• Body shape: the body of a termite is composed of only two visible sections—the head and the body. The body is relatively straight and unsegmented, and is half the length of the wings. They have no discernable waist—their bodies are straight sided.
There are other differences between termites vs. flying ants on a more subtle and non visual level.
Termites undergo what is called a “gradual metamorphosis”. In short this means that termites transform from egg to nymph and then adult stages. The nymph stage is often indistinguishable from the adult form of a termite. A termite worker, the most sizeable population of any colony, is small bodied, usually white or brown and looks soft and unsegmented. Reproductives are dark bodied and have wings. Soldier termites have massive jaws but bodies similar to worker termites.
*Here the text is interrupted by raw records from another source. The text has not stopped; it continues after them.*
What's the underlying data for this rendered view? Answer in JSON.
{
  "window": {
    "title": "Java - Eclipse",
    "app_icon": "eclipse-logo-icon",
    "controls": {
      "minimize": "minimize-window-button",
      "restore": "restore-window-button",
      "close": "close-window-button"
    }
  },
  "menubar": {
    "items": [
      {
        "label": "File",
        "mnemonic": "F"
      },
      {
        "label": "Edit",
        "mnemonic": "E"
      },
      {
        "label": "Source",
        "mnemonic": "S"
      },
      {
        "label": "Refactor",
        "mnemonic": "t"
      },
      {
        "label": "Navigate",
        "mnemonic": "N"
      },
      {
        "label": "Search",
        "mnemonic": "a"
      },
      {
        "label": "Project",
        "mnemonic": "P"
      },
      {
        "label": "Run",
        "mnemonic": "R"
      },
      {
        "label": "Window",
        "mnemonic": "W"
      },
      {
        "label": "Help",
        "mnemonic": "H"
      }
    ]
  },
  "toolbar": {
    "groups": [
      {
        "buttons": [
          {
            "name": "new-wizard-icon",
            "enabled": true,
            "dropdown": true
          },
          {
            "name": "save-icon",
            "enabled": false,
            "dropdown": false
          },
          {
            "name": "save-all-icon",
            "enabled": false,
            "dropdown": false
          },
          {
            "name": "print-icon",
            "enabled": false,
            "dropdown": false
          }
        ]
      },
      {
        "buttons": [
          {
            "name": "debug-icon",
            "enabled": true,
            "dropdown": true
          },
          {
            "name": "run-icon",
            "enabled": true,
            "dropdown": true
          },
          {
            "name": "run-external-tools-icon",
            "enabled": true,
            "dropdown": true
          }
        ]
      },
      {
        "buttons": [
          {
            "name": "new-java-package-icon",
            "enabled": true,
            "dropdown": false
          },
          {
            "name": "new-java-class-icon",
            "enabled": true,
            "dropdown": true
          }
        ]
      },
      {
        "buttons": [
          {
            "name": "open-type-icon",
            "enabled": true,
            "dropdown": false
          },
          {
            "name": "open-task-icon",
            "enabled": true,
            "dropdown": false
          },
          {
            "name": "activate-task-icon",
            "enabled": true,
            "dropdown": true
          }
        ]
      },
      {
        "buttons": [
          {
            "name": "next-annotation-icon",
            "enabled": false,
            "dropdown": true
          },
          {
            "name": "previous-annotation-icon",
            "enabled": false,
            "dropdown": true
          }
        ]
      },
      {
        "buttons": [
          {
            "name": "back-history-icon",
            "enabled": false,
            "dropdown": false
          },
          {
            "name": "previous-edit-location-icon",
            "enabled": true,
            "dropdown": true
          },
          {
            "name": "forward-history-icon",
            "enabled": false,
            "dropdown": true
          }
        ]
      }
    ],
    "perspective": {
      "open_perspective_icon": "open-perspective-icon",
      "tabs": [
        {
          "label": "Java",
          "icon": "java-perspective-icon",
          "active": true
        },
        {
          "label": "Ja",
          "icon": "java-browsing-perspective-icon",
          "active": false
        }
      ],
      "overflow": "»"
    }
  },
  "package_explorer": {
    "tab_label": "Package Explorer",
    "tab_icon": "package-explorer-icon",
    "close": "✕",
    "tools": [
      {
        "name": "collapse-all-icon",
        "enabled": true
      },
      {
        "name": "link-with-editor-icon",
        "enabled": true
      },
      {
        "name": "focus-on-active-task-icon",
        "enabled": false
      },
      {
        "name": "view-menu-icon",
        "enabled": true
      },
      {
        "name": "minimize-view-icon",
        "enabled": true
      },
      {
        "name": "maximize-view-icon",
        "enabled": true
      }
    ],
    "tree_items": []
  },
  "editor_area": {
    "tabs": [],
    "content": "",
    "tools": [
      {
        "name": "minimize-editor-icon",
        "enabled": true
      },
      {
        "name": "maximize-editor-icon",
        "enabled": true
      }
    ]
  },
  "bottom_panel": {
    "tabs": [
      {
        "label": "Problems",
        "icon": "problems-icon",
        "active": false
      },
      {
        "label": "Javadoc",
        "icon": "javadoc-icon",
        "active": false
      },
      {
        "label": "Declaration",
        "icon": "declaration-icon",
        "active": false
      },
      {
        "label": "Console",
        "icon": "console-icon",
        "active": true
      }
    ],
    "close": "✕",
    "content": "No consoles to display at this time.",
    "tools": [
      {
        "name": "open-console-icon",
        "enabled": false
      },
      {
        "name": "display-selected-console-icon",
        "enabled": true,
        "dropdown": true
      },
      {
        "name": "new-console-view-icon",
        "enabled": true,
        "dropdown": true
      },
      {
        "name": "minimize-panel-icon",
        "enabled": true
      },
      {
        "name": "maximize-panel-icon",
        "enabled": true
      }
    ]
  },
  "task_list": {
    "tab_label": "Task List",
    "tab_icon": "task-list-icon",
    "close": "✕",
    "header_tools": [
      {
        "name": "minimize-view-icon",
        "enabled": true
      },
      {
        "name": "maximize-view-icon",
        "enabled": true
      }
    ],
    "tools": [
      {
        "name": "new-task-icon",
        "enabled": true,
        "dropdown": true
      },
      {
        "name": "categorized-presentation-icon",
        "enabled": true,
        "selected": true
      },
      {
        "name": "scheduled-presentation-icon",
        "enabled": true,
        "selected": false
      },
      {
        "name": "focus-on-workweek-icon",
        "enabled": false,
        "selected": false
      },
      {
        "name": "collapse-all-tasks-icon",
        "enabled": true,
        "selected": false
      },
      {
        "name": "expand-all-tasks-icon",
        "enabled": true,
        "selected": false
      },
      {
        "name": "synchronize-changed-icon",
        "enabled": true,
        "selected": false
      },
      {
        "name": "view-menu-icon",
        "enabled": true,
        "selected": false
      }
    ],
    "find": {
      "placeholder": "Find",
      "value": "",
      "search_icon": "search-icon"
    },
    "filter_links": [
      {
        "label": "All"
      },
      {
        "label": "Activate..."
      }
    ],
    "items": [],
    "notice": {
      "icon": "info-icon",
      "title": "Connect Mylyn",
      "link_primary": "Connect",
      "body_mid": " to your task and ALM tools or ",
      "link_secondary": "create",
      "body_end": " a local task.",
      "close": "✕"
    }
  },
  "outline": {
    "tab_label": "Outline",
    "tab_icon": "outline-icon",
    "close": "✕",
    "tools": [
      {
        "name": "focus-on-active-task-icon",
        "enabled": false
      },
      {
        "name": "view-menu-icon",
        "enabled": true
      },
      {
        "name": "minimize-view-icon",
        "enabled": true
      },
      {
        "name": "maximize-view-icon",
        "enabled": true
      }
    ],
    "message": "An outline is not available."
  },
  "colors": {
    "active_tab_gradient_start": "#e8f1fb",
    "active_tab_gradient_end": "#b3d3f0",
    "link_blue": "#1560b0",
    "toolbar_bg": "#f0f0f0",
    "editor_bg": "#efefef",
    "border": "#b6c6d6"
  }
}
Ants on the other hand undergo what is called a “complete metamorphosis”. This is comprised of four very different life stages each of which is very distinctive in visual appearance from its predecessor. Ants go through egg, larvae, pupa and adult stage. In the adult stage an ant looks like an ant, and is quite easily distinguished from its immature forms.
Another difference between flying ants and termites is in how they swarm.
• The most prevalent and destructive termite species, the subterranean releases its reproductives in large amounts (several hundred on average) on warm, sunny, low wind days which usually have followed a rainy period
• Most termite species swarm in the early spring
• Subterranean termites begin to swarm in the mid-morning to mid afternoon daylight period (Formosan termites, a subspecies of subterranean prefer to swarm at night as do drywood termites). These swarms can last for several hours.
• Termite swarms that have penetrated the interior of a home will often be attracted to the light of windows, window sills and lighting fixtures and will attempt to burrow through into substructures at these points. Outdoor swarms will generally search out cracks and fissures in wood, or attempt to burrow in at joists and joins.
Flying ant swarms on the other hand have the following characteristics:
• Ant swarms occur most noticeably in the late spring and summer months
• Most ant species will swarm only once during a reproductive period, however fire ants can swarm several times during the spring and summer months.
• Ant colonies are generally 2-3 years old before they release reproductives.
• Flying ants generally prefer decaying wood, so are more likely to invade tree stumps and rotting logs. Their presence in a home generally indicates a pre-existing state of decay in the wood of the structure, weather from water or other damage or extreme age.
Flying Ants vs. Termites Pictures
The best tool for learning to distinguish termites vs. flying ants is a visual one. The images below illustrate the basic body morphology differences between these two destructive species.